OK, so it's not much of a chain -- yet. This pan-Latin eatery, a conceptual sibling to T.G.I. Friday's, has only two other locations nationwide. Still, more are planned, including two in South Florida, and they're so uniquely suited to our region that we have no problem looking forward to more. Like everyday life in multicultural South Florida, the Samba Room menu puts various Hispanic dishes side by side regardless of country of origin. Where else could you find a ropa vieja sandwich next to Colombian arepas -- with a corn salsa, no less? Or wash down xinxim (Brazilian stew) with a Cuba libre? Granted, the Samba Room, named for a Brazilian dance, takes some liberties by fusing Latin ingredients with Asian ones and palming some Caribbean ones off on unsuspecting Anglos. But all in all, the place is good fun, especially late in the evening when the furniture is cleared away, the dancing begins, and the Samba lives up to its name.
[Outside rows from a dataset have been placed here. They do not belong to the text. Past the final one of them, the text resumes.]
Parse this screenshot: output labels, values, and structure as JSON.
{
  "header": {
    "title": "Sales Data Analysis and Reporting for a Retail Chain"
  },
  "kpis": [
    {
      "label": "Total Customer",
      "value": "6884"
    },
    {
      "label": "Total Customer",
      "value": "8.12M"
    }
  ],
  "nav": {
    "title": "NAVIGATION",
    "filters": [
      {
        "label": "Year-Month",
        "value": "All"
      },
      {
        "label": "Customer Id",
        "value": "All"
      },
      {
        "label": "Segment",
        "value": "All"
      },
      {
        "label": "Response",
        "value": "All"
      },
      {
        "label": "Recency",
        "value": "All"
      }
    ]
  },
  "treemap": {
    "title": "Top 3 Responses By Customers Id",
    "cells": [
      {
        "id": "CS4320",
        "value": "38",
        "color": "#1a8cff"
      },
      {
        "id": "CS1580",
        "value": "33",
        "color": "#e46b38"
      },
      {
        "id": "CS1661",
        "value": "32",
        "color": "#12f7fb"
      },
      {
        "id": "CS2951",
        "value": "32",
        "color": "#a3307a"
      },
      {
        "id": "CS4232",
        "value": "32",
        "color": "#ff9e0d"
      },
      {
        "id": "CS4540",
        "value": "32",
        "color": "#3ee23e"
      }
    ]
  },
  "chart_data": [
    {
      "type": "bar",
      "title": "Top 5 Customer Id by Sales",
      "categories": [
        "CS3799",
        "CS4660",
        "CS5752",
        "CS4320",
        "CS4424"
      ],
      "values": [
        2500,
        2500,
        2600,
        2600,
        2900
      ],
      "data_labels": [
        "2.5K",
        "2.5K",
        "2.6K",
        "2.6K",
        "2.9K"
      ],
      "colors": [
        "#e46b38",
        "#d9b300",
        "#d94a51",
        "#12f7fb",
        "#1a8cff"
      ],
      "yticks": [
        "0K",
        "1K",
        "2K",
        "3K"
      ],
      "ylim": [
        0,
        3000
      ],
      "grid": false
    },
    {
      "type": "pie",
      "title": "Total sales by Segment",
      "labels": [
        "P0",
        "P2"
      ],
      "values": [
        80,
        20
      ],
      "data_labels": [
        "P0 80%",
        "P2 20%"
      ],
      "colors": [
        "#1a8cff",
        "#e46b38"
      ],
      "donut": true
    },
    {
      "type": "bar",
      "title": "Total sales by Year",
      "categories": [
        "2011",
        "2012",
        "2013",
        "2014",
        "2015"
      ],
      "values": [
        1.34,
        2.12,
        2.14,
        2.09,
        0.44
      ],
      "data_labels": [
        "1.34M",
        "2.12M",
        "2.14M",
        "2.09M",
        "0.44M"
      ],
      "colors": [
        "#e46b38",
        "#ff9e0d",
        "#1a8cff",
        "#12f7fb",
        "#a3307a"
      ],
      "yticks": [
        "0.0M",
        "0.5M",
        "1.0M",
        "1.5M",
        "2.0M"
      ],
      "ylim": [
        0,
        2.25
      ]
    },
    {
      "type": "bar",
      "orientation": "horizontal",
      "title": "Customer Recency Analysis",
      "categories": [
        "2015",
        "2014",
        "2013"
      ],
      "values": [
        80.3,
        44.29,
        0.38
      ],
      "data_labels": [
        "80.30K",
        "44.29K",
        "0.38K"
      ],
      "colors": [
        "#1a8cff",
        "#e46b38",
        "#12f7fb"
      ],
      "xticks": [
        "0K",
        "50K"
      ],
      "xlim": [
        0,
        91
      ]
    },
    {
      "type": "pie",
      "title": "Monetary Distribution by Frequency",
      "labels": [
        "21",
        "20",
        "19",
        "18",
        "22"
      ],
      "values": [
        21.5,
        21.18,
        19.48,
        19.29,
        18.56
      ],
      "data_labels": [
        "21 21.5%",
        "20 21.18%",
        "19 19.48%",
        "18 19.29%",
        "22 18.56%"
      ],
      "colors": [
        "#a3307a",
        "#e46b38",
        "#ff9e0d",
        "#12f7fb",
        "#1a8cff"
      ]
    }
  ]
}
If the aroma of fresh-baked cookies wafting from the café's kitchen doesn't clue you in, allow us to do so: Proprietors Dennis Williams and Ken Rzab make their own. And they're not just tollhouse toadies, either, although the chocolate-chip yummies here are so popular the boys sell 'em by the dozen. This pair gets into the groove with sweets both simple (try the brownies) and sophisticated (sample the cappuccino-chocolate-chip layer cake). And as for the peanut butter cream pie, it straddles the line between delicious and, oh, how about rockin' good. Talk about rhythm -- the sweets here make your taste buds do the tango.
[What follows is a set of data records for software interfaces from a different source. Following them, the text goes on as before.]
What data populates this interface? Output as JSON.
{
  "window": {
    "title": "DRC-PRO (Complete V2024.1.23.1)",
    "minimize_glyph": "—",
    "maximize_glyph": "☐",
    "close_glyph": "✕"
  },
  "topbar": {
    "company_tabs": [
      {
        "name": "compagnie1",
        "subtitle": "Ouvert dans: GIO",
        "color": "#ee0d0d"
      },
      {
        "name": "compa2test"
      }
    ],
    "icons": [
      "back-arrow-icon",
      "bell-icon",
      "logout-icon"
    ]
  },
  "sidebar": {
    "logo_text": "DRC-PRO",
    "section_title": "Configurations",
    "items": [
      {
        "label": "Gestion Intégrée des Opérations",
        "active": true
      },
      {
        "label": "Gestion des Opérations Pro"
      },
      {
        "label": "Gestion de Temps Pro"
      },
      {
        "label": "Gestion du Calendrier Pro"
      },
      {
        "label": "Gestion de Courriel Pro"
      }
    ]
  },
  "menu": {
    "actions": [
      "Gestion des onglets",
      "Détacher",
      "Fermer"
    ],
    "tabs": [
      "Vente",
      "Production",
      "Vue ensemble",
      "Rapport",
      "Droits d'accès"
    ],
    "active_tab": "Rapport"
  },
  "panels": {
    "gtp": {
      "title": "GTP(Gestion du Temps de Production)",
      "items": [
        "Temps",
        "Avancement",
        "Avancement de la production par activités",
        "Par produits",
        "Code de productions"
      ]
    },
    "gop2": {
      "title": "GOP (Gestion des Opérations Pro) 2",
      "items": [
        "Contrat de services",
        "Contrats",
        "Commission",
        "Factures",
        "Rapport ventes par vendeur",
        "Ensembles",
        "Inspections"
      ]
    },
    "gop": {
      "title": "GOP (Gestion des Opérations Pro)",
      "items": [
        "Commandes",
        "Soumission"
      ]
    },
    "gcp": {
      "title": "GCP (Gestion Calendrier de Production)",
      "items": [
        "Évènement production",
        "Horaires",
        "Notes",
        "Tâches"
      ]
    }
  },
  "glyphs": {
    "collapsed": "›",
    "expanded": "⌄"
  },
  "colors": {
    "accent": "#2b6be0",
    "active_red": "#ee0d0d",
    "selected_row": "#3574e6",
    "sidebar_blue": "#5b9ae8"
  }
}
What do you do when confronted with a horny green iguana? Drink it, and fast -- otherwise the aged tequila in this innovative martini might lose its just-shaken chill. Then, once you're sufficiently warmed, take time to examine the rest of the offerings at this splendidly creative Tex-Mex joint. This eatery on trendy Clematis Street has chile-napped winners in such items as chicken breast mole and tenderloin of pork with pumpkin-seed sauce. And you can't dismiss even what would normally be incidentals (that is, chips and salsa) in another restaurant, because every piquant sauce here is made on the premises. Indeed while the mixed drinks tame even the prickliest Mexican-food fans, the fare peps 'em right back up again.
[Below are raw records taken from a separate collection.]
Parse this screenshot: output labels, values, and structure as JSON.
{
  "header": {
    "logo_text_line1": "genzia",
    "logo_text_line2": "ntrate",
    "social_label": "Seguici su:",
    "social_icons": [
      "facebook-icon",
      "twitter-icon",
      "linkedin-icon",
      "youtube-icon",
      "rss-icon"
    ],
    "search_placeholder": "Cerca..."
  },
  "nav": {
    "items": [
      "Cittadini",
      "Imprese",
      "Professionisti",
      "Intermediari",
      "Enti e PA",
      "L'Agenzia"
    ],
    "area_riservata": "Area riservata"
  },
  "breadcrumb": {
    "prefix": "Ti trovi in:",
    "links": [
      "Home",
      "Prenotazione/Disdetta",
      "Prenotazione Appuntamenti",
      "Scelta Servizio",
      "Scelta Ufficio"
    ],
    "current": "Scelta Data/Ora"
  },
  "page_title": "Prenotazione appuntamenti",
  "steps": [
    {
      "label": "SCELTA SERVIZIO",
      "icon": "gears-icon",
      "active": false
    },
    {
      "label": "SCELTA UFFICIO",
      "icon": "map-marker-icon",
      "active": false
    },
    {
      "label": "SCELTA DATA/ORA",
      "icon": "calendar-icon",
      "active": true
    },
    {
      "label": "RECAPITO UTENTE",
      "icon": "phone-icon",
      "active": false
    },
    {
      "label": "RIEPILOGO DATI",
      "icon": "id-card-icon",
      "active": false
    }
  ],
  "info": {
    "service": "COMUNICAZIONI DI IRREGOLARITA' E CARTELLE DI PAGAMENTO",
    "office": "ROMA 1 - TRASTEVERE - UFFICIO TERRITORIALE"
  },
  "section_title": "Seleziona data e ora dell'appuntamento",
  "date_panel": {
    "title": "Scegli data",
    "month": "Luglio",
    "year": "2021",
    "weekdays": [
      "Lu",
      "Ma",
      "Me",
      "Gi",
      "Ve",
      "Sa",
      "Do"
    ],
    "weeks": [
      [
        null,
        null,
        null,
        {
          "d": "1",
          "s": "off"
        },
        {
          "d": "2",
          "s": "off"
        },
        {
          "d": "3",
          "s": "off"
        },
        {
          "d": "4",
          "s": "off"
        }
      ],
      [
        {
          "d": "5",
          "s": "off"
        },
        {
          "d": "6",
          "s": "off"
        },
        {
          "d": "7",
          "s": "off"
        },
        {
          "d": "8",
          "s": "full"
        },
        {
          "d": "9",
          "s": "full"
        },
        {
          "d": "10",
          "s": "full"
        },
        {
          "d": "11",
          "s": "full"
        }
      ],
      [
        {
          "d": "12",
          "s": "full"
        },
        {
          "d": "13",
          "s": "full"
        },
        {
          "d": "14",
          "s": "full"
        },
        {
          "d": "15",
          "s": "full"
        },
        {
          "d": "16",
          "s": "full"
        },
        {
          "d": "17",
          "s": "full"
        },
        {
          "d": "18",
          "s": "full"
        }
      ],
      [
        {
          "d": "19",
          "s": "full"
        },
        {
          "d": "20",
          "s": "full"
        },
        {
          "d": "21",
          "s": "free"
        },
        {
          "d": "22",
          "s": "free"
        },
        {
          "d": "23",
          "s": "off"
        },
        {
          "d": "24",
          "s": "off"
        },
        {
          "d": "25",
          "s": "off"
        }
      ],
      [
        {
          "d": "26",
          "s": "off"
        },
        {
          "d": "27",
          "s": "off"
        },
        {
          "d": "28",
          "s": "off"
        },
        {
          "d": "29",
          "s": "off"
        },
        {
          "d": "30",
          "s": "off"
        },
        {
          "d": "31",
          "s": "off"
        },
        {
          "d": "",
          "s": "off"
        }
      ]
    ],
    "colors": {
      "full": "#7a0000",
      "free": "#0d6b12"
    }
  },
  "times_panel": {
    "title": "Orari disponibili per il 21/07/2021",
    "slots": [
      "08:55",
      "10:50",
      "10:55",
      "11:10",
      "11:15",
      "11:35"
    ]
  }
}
Granted, the name's a little strange, perhaps just a bit too weird to be taken seriously. And the sushi part can easily seem like a backup plan for non-Thai food lovers or for those disappointed in the pad Thai, for instance. And yes, the place doesn't look like much more than what it was before chef-owner Todd Boonya took over: a classic roadside diner. But once you're safely ensconced in a booth and served steaming tom yum soup, a brothy blend spiked with lime leaves, lemongrass, and chile peppers, you'll just have to trust your palate. This is fine Thai dining indeed. Mee krob is exceptional, neither greasy nor too sweet, and curries are supremely well balanced. Ask for your dish spicy and you'll get it that way, which makes Eddie Hills and Sushi Thai not only a pit stop for quick Asian fare but a cure for the common cold as well.